Ronald Regan once said that the scariest words in the English language were “we are from the government and we’re here to help”. Well if that’s true the phrase recently used by our own dear leaders must still be in the top ten : Housing Strategy.
It is a long standing habit of governments to create a slew of problems and then rush heroically to the scene of disaster and declare that only government action can remediate the problem.
We are in the midst of a housing crisis. Homelessness is rising fearfully and families on low incomes are finding it nigh impossible to rent accommodation in the capital city. Why?

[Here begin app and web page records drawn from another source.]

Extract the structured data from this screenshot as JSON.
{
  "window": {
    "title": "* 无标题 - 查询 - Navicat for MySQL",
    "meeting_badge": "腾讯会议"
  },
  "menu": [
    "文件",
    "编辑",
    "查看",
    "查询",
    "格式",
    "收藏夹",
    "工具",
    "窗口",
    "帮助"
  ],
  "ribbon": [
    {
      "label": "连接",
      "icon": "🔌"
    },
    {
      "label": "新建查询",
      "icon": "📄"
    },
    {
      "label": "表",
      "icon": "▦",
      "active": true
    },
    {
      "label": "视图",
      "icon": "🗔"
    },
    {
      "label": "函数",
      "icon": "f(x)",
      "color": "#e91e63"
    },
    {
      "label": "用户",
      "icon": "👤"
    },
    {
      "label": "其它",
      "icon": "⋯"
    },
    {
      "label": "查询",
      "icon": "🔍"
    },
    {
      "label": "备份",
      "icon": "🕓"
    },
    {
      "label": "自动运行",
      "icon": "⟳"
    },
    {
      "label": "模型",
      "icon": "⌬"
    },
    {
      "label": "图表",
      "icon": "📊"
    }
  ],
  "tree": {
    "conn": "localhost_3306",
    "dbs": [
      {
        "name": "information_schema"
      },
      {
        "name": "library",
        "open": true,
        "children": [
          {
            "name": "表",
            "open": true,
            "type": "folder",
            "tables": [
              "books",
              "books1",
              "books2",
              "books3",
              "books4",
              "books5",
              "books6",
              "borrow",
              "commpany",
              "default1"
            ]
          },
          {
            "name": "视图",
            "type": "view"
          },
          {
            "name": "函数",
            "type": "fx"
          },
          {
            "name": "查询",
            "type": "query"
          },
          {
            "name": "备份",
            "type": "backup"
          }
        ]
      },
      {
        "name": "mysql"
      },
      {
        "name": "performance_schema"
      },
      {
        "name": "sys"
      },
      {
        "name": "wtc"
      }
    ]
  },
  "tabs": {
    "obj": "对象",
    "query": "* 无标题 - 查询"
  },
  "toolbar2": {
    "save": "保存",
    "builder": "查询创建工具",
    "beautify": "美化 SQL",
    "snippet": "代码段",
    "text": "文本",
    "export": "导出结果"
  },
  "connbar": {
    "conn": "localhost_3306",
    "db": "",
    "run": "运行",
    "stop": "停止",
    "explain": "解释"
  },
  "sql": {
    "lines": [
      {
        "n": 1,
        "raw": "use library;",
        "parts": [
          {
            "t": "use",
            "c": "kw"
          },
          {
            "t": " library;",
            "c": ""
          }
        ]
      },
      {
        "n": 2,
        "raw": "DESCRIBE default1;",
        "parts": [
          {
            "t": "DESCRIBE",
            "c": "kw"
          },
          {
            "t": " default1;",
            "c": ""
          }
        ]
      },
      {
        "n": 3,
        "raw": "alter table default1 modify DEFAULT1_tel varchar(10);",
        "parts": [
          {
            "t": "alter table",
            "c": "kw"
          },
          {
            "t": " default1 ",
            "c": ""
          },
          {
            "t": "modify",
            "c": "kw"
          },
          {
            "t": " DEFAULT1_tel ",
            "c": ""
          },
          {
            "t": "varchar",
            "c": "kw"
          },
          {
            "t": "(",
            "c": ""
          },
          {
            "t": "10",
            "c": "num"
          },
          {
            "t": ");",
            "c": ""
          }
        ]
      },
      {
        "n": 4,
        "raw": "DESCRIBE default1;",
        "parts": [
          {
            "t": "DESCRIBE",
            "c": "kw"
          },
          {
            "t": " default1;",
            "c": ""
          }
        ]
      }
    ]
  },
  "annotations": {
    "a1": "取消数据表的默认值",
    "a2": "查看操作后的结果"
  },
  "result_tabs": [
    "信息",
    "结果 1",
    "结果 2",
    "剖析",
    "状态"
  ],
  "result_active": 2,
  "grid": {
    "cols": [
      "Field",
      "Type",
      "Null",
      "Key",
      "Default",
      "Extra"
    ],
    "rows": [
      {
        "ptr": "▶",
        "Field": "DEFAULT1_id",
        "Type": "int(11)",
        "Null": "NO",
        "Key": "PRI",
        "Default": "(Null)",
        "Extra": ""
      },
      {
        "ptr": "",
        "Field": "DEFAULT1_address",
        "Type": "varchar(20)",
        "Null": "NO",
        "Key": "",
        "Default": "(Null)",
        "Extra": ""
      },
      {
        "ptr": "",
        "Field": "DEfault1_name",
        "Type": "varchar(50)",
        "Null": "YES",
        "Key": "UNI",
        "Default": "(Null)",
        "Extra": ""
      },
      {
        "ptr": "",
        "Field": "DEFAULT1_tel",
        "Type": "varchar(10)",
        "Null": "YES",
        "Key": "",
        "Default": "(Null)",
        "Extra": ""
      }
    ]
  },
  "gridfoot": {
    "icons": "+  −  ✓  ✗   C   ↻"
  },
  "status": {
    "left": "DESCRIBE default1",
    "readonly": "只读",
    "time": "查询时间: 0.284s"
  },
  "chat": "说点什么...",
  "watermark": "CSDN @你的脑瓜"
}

Well some years ago Dublin city councillors made cheap apartments illegal. Reacting to the traditional squalor of student bedsits and the boxy flats of the Celtic Tiger they decided that it was against the dignity of man to live in what they called shoeboxes. They passed a series of regulations for new build apartment blocks that ensured the shoe box would be forever a thing of the past.
And so they are , and so is cheap rental accommodation. The minimum build size is now sixty square metres. Which is a very decent sized flat. Each flat must have dual aspect. Every two flats must be serviced by dedicated a lift and stairs. Each must have a one basement located car parking space. There is more that that gives the gist.

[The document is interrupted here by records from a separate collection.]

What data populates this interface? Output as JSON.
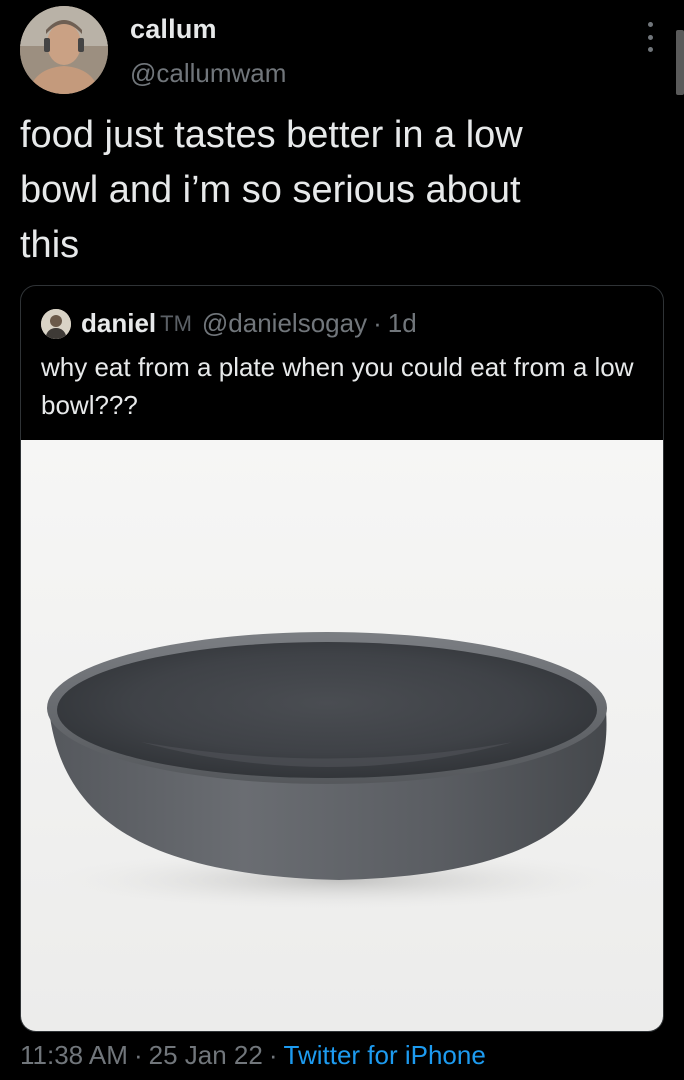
{
  "tweet": {
    "display_name": "callum",
    "handle": "@callumwam",
    "text": "food just tastes better in a low\nbowl and i’m so serious about\nthis",
    "avatar_icon": "user-avatar-photo",
    "more_icon": "more-vertical-icon"
  },
  "quoted_tweet": {
    "display_name": "daniel",
    "name_suffix": "TM",
    "handle": "@danielsogay",
    "separator": "·",
    "time": "1d",
    "text": "why eat from a plate when you could eat from a low bowl???",
    "image_subject": "grey-low-bowl-photo"
  },
  "footer": {
    "time": "11:38 AM",
    "date": "25 Jan 22",
    "separator": "·",
    "source": "Twitter for iPhone"
  },
  "colors": {
    "background": "#000000",
    "primary_text": "#e7e9ea",
    "secondary_text": "#71767b",
    "link": "#1d9bf0",
    "border": "#2f3336"
  }
}
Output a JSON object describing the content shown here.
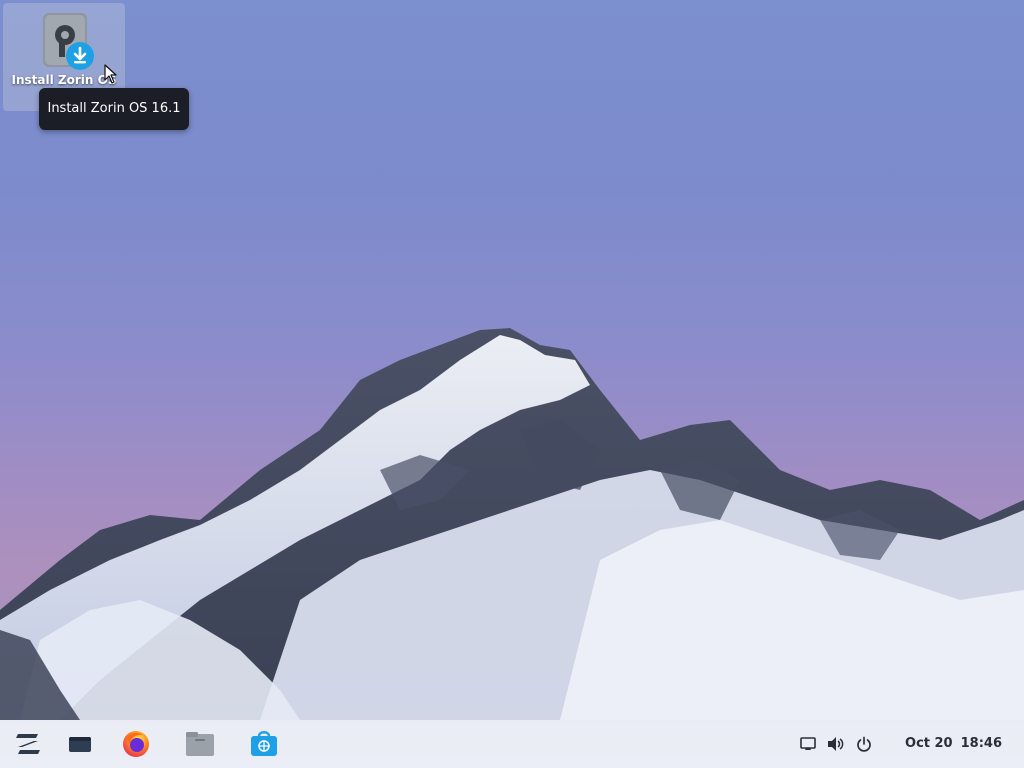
{
  "desktop": {
    "icons": [
      {
        "label": "Install Zorin OS",
        "icon": "disk-installer-icon",
        "badge": "download-arrow-icon"
      }
    ],
    "tooltip": "Install Zorin OS 16.1"
  },
  "taskbar": {
    "launchers": [
      {
        "name": "zorin-menu",
        "icon": "zorin-logo-icon"
      },
      {
        "name": "workspaces",
        "icon": "window-icon"
      },
      {
        "name": "firefox",
        "icon": "firefox-icon"
      },
      {
        "name": "files",
        "icon": "folder-icon"
      },
      {
        "name": "software",
        "icon": "software-store-icon"
      }
    ],
    "tray": [
      {
        "name": "notifications",
        "icon": "screen-icon"
      },
      {
        "name": "volume",
        "icon": "speaker-icon"
      },
      {
        "name": "power",
        "icon": "power-icon"
      }
    ],
    "clock": {
      "date": "Oct 20",
      "time": "18:46"
    }
  },
  "colors": {
    "taskbar_bg": "#eef0f6",
    "tooltip_bg": "#1b1e26",
    "accent_blue": "#1ea0e6"
  }
}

Every single one of these arbitrary rules add massively to the cost of construction. We can have all the nice intentions in the world but extra space and extra spec will mean a higher price. Though the left is loathe to admit it no matter how much you torture them , one and one will always add up to two.
So today we have young professionals, low income families, students and single folks starting a career all competing for a shrinking pool of affordable housing. The new flats when they come on stream will not help. As Ronan Lyons shows in his excellent work on the subject the added costs of regulation will mean city apartments will start at around 450,000 euro to buy, way beyond those at the bottom of the housing ladder.

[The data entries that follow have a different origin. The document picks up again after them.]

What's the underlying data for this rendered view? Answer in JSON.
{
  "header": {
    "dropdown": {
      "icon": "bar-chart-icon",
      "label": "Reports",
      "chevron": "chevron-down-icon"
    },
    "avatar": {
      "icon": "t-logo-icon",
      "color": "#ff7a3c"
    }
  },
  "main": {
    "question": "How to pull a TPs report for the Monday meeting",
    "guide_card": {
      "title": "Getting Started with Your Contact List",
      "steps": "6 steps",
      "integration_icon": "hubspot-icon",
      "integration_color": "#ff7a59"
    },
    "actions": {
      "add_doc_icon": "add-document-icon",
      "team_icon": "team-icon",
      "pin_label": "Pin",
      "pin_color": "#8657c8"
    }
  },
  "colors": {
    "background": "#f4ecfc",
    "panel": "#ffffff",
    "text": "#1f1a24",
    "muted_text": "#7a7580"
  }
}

In Milan where I lived for a decade it was accepted that when young folk left home they started in what is called a monolocale which could be as small as twenty square metres but rarely bigger than thirty five. As they earned more they would pay for more space and more comfort but every must start at the beginning. Our planners seem to think we should start at the end.
If the state is serious about ensuring a plentiful of supply of affordable rental accommodation then the best thing is it can do is undo the mess it has made , strip down the opaque and Byzantine planning process and then get out of the way.